“Our findings are consistent with those of other studies that have shown that high-protein diets are associated with increased body mass index (BMI) among children and adolescents,” said lead author Dr. Michael Eades, an associate professor of pediatrics at the University of California, San Francisco, and a pediatric endocrinologist at Kaiser Permanente Northern California.

What happens if toddlers dont get enough protein?

The mental and physical health of your child is dependent on the availability of important essential amino acids. Your child may experience symptoms such as fatigue, lack of concentration, slowed growth, lowered energy levels, poor sleep, and more, if they don’t have enough protein in their diet. (AAP) recommends that children ages 6 months to 5 years should consume between 1.5 and 2.0 grams of protein per kilogram of body weight per day.

For example, a 6-month-old baby would need to consume about 0.8 grams per pound of his or her weight in order to meet the recommended daily protein intake for a child of this age. If you are concerned about your baby’s protein needs, talk to your pediatrician or dietitian about the best protein sources for your family.

What happens if a toddler doesn’t get enough protein?

In some developing regions, babies and children don’t get enough essential vitamins and minerals in their diet. The main sign of kwashiorkor is too much fluid in the body’s tissues, which causes swelling, pain, and weakness.

Is too much protein bad for toddlers?

Adding extra supplements to your child’s diet can cause long-term health problems. Excess calories are caused by excess protein. The body stores calories as fat when a child can’t burn them off. The liver is the largest organ in the human body, and excess protein can make it more susceptible to disease, especially if it’s not properly metabolized.

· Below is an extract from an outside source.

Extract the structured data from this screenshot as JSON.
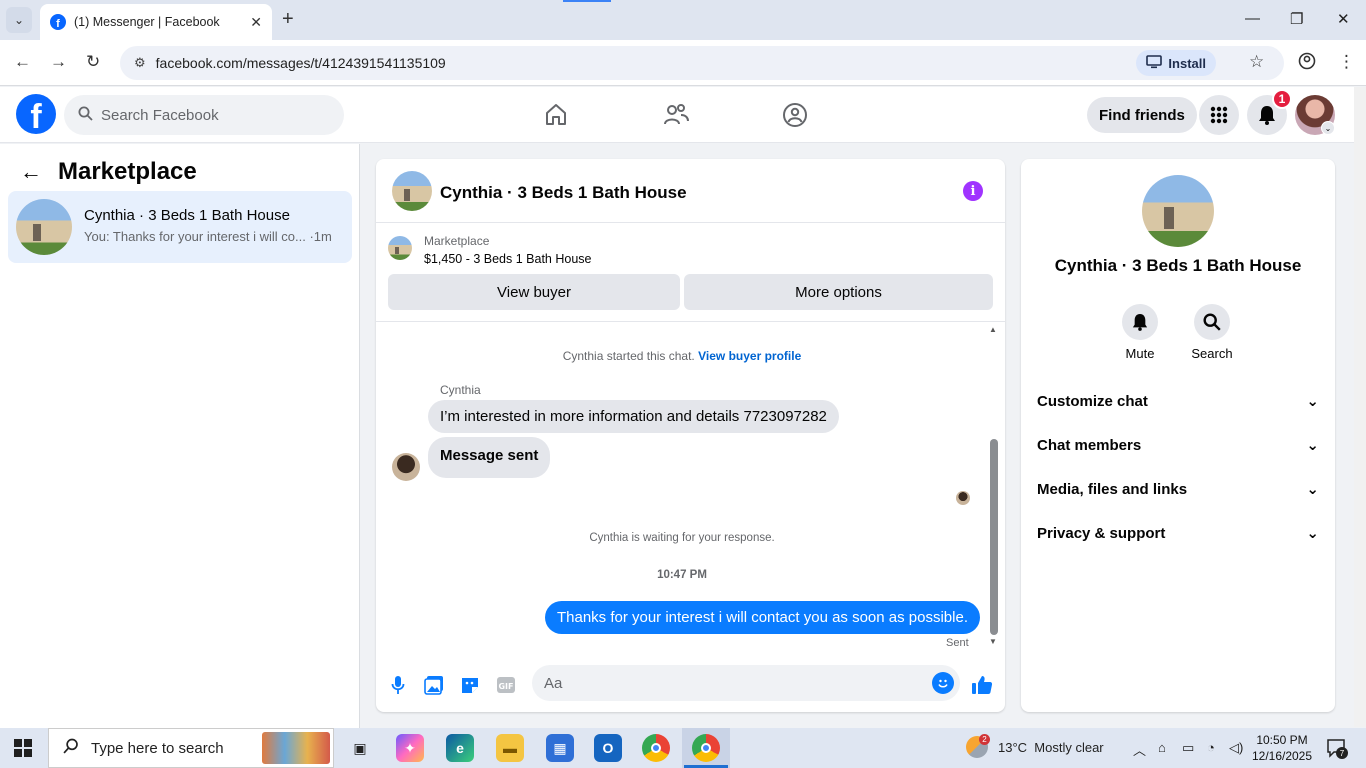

It can also cause fatty liver, a condition in which the liver becomes inflamed and produces toxins that can damage other organs, such as the heart and kidneys. A child who eats too much protein may also have a higher risk of developing type 2 diabetes, according to the U.S. Centers for Disease Control and Prevention.

What does 30 grams protein look like?

Depending on the thickness of the breast, a standard 3- to 4-ounce serving of skinless chicken breast will give you about 1 1/2 to 2 cups of cooked chicken.

If you want to make your own chicken stock, you can use chicken broth, chicken bouillon cubes, or stock cubes from a can. If you don’t have any of these ingredients on hand, just use water.

You can also add a little bit of salt and pepper to the stock if you’d like.

Does baby need protein at every meal?

I wouldn’t worry too much about intake at every single meal—it’s totally fine for kids to have some eating occasions when they’re not getting a dedicated protein source. If your doctors are not concerned about poor growth, then you won’t need to worry about a deficiency.

If you do have a concern about protein intake, it’s best to talk to your pediatrician about it. They can help you figure out how much protein you should be getting each day, and they can also give you a list of foods that are high in protein and low in calories.